Web page and app entries:
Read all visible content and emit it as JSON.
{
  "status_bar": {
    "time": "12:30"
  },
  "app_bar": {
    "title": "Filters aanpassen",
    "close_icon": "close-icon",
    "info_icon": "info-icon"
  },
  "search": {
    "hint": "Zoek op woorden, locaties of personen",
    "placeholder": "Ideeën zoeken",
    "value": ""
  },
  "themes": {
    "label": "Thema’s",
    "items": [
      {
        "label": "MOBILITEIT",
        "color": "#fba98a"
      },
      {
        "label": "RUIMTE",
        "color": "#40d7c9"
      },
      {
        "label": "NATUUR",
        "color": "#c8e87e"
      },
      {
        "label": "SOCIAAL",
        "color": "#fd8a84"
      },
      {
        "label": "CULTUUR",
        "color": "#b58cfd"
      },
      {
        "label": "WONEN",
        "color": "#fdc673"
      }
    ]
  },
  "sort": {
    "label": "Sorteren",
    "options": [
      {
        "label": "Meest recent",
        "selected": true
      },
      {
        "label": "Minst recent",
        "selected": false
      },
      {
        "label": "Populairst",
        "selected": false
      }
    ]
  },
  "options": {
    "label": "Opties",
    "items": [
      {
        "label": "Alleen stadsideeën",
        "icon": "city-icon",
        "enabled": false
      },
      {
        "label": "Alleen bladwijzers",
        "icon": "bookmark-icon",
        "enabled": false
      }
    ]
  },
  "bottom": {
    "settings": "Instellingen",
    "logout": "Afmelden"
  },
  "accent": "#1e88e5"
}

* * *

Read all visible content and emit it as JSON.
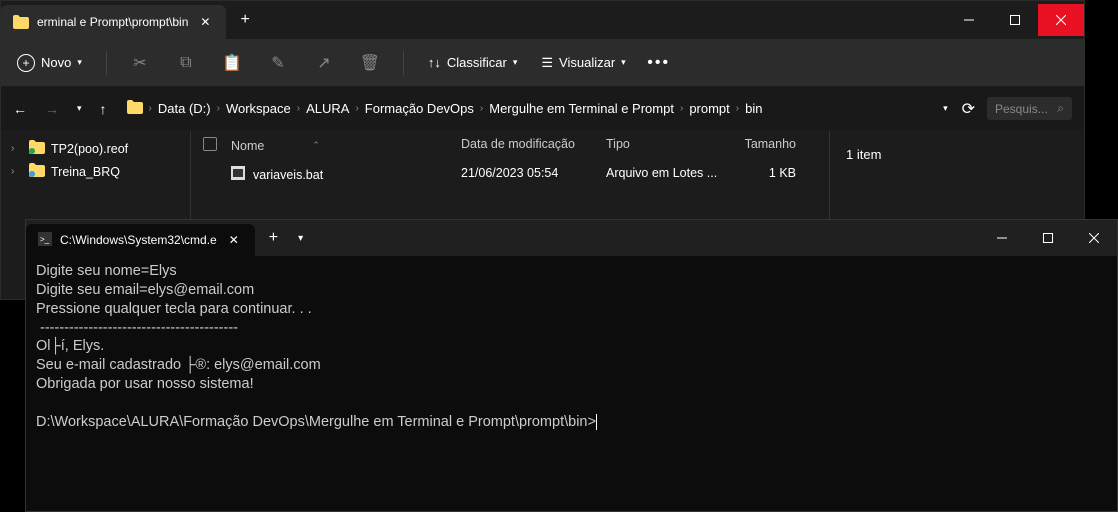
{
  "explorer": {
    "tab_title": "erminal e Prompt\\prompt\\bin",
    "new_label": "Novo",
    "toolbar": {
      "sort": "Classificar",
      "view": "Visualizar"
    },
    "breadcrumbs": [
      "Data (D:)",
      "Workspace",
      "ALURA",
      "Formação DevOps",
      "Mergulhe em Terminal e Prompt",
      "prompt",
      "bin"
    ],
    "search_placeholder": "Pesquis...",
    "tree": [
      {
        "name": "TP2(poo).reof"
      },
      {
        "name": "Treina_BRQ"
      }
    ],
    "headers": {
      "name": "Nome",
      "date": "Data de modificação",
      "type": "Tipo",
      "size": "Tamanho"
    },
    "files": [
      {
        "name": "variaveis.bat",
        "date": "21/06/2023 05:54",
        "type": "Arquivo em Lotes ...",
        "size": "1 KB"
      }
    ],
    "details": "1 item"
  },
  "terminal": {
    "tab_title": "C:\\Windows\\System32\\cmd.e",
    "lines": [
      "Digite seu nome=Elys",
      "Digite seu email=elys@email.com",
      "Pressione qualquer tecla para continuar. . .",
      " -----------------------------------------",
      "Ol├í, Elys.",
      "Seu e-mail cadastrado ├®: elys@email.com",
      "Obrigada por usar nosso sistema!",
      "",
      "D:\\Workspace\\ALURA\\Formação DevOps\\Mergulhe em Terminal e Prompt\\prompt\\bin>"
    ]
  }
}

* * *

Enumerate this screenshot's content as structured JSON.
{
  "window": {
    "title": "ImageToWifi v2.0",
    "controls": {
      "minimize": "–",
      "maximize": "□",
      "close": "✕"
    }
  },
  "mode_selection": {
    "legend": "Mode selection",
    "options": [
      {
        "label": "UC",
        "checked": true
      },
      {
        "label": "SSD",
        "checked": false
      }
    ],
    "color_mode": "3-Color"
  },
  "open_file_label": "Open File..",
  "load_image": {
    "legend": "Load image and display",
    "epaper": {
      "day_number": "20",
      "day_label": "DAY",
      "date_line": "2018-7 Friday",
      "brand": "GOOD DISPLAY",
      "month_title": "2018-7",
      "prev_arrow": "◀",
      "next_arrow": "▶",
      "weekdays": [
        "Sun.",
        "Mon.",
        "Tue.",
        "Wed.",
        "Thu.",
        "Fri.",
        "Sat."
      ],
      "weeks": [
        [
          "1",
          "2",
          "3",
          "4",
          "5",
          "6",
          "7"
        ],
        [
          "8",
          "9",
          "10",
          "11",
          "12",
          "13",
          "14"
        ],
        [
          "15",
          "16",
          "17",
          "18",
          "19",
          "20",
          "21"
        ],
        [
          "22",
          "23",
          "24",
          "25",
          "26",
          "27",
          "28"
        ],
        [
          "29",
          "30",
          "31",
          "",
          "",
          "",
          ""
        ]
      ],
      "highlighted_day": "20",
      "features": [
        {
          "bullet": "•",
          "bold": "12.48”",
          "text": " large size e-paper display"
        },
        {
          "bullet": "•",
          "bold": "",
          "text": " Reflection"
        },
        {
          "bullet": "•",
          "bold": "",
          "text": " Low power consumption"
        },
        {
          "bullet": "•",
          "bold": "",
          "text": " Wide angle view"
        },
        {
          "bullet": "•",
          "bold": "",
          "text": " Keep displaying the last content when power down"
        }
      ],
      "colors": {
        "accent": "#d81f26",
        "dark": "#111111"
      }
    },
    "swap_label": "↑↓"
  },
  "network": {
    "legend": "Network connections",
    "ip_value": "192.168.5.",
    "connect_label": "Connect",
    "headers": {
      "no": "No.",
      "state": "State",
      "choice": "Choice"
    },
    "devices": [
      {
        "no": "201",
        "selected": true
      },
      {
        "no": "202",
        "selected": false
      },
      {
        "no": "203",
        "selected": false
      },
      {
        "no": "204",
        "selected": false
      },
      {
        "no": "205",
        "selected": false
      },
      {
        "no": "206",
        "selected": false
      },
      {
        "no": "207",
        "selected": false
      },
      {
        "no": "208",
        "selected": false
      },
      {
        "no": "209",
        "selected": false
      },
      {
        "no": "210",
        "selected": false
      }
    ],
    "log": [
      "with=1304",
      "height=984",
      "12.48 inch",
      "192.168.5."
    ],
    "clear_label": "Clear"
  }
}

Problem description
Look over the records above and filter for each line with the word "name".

Answer box
        "name": "TP2(poo).reof"
        "name": "Treina_BRQ"
      "name": "Nome",
        "name": "variaveis.bat",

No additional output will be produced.